Problem to work on: Using the entries that follow, collect the lines where the word "true" appears.

Data in this exercise:

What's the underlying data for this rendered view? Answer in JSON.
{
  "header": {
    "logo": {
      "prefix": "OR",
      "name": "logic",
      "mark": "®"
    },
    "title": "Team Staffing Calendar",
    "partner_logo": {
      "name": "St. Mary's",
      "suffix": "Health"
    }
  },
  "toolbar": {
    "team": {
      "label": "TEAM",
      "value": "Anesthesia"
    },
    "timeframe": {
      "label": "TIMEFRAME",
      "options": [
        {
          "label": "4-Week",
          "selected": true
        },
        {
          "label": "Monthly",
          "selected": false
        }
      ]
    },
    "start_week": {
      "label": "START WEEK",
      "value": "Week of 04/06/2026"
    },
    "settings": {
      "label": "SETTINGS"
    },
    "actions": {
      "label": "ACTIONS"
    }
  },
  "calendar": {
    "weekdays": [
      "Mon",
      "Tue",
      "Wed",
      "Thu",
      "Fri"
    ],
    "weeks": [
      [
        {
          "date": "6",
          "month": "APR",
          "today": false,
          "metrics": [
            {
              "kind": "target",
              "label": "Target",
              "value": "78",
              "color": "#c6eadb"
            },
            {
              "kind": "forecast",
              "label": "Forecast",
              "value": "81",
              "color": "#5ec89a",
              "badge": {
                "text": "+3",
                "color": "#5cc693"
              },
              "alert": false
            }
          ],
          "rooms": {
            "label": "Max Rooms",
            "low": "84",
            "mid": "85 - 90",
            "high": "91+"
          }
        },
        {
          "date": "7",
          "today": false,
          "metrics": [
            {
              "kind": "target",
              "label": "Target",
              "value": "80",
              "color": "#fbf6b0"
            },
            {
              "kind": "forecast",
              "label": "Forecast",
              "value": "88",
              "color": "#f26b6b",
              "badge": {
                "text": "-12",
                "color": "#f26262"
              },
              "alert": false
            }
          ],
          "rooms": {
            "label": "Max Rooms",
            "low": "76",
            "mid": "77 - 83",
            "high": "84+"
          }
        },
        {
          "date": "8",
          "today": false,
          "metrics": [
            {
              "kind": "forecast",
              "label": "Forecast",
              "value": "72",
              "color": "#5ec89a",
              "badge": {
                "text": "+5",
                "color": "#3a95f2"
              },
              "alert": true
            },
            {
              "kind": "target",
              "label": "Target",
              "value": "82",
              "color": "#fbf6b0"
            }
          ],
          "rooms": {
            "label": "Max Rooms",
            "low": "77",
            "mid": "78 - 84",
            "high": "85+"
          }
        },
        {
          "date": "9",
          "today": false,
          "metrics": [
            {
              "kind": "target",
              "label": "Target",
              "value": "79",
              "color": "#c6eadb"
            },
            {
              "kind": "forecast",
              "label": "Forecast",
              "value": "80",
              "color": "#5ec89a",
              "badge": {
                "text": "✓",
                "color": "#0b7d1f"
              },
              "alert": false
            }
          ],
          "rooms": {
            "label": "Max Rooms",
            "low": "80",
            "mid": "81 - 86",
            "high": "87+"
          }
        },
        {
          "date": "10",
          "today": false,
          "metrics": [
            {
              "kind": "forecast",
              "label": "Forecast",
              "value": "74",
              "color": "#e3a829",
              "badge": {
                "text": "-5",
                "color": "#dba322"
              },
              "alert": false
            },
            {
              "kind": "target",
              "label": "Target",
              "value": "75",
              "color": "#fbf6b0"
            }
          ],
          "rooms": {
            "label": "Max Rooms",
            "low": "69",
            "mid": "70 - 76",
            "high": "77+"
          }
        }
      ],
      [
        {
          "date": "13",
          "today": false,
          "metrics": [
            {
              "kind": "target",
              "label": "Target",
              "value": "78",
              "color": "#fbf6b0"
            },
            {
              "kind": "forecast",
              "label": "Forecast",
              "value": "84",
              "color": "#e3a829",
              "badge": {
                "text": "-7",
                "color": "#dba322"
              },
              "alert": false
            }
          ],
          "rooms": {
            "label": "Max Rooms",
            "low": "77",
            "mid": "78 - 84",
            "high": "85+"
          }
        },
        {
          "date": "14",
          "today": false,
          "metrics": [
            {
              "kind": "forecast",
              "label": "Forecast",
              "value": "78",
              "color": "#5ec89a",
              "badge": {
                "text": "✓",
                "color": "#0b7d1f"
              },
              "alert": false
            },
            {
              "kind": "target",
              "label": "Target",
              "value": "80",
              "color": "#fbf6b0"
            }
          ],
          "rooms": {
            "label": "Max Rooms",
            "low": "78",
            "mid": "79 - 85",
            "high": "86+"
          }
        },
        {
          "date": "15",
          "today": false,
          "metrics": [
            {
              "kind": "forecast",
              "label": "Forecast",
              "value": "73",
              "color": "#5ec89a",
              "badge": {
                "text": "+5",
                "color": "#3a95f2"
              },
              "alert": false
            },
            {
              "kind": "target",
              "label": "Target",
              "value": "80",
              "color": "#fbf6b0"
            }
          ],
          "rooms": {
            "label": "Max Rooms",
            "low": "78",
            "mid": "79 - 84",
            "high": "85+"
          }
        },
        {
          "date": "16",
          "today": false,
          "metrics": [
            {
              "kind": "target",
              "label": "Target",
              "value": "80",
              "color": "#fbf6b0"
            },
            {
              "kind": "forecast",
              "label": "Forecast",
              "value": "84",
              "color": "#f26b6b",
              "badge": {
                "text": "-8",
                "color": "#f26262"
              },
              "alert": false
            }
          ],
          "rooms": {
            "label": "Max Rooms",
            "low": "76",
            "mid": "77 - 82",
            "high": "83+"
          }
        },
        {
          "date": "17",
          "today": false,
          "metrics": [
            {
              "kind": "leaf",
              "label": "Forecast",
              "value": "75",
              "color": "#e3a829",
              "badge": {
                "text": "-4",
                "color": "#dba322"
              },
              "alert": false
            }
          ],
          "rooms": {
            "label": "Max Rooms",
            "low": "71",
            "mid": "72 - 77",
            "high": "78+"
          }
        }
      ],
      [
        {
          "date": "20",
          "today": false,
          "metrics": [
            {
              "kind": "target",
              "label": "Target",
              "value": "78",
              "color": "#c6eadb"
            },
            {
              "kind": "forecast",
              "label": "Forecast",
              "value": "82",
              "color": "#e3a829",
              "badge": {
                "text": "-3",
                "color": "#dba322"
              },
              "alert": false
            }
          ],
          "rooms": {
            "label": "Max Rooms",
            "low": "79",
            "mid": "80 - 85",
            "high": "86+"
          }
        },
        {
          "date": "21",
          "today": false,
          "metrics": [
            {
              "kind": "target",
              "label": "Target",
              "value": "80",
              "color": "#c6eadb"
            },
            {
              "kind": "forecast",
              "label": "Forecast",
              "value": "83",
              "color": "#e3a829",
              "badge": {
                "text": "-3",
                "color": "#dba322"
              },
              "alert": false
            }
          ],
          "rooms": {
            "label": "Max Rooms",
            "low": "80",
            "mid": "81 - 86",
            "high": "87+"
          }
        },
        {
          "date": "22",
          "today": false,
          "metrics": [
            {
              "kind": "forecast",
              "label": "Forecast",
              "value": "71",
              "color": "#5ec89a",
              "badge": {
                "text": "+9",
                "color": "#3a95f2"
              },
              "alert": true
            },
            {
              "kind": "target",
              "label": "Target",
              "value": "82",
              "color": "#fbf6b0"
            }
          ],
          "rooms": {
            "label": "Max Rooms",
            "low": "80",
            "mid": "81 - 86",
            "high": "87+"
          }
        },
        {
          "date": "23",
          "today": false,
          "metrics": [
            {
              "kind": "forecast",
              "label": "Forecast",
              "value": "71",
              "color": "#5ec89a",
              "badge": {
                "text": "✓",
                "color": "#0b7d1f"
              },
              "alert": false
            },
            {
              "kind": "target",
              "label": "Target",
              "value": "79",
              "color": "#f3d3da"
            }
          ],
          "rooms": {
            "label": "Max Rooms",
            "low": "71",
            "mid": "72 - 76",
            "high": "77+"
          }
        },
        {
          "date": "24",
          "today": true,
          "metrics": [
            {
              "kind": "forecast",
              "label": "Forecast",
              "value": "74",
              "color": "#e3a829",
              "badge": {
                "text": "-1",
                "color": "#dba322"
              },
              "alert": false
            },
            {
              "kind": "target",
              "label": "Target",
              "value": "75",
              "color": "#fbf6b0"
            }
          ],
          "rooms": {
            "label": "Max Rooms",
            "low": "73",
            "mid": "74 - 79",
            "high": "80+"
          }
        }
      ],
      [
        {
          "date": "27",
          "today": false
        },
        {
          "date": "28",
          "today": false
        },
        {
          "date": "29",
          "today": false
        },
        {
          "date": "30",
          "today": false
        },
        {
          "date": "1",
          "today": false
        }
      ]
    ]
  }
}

Exercise solution:
          "selected": true
              "alert": true
              "alert": true
          "today": true,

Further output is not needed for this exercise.